Over a hundred years before a monstrous array of vacuum tubes surged into history in an overheated room in Pennsylvania, a properly attired Victorian Gentleman demonstrated an elegant little mechanism of wood and brass in a London drawing room. One of the ladies attending this demonstration brought along the daughter of a friend. She was a teenager with long dark hair, a talent for mathematics, and a weakness for wagering on horse races. When she took a close look at the device and realized what this older gentleman was trying to do, she surprised them all by joining him in an enterprise that might have altered history, had they succeeded.  Charles Babbage and his accomplice, Lady Lovelace, [Ada Byron, daughter of the Romantic poet, Lord Byron], came very close to inventing the computer more than a century before American engineers produced ENIAC (see note)** 

Even though  the "Analytical Engine"   [Babbage's machine] was yet to be  built,  Ada experimented with writing sequences of instructions [for it]. She noted the value of several particular tricks in this new art, tricks that are still essential to modern computer languages--subroutines, loops and jumps...  Ada created the loop--perhaps the most fundamental procedure in every contemporary programming language.  It was the conditional jump that brought Ada's gifts as a logician into play.
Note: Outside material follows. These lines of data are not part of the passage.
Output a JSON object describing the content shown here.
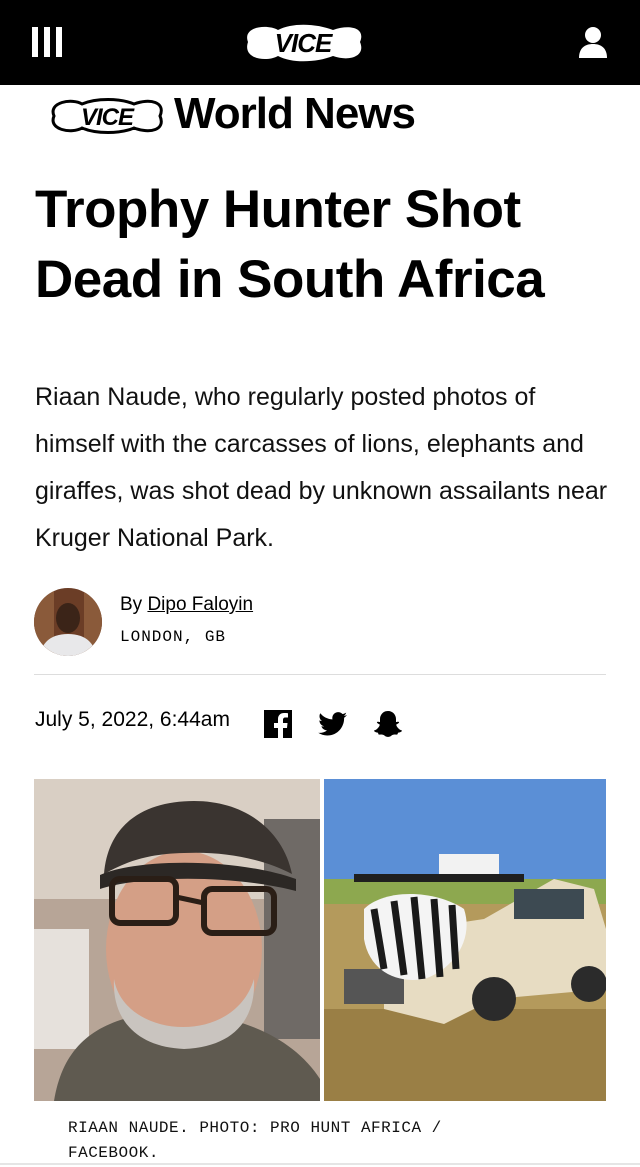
{
  "header": {
    "logo_text": "VICE",
    "menu_icon": "hamburger-menu-icon",
    "user_icon": "user-account-icon"
  },
  "section": {
    "logo_text": "VICE",
    "name": "World News"
  },
  "article": {
    "headline": "Trophy Hunter Shot Dead in South Africa",
    "dek": "Riaan Naude, who regularly posted photos of himself with the carcasses of lions, elephants and giraffes, was shot dead by unknown assailants near Kruger National Park.",
    "byline_prefix": "By ",
    "author": "Dipo Faloyin",
    "location": "LONDON, GB",
    "date": "July 5, 2022, 6:44am",
    "share_icons": [
      "facebook-icon",
      "twitter-icon",
      "snapchat-icon"
    ],
    "caption": "RIAAN NAUDE. PHOTO: PRO HUNT AFRICA / FACEBOOK."
  },
  "colors": {
    "topbar": "#000000",
    "text": "#000000",
    "divider": "#dddddd"
  }
}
She came up with yet another instruction for manipulating the card-reader, but instead of backing up and repeating a sequence of cards, this instruction enabled the card-reader to jump to another card in any part of the sequence, if a specific condition was satisfied. The addition of that little "if" to the formerly purely arithmetic list of operations meant that the program could do more than calculate. In a primitive but potentially meaningful way, the Engine could now make decisions. 

While Ada Lovelace has been unofficially known to the inner circles of programmers since the 1950s, when card-punched batch-processing was not altogether different from Ada's kind of programming, she has been relatively unknown outside those circles until recently. In the 1970s, the U.S. Department of defense officially named its "superlanguage" after her. 
-- from Tools For Thought: The People and Ideas of the Next Computer Revolution  by Howard Rheingold

The Bride of Science: Romance, Reason, and Byron's Daughter by Benjamin Woolley is an interesting and entertaining biography of  Ada Byron, the Countess of Lovelace.


** In 1835,  Charles Babbage unveiled  plans for  his  Analytical Engine.   Babbage's machine had many of the components of a modern computer: a control unit (punched card control), memory (the store), a processor (the mill), an input device (cardreader), and an output device (a printer). Although the Analytical Engine was never built, Charles Babbage's design was a  precursor for the modern computer.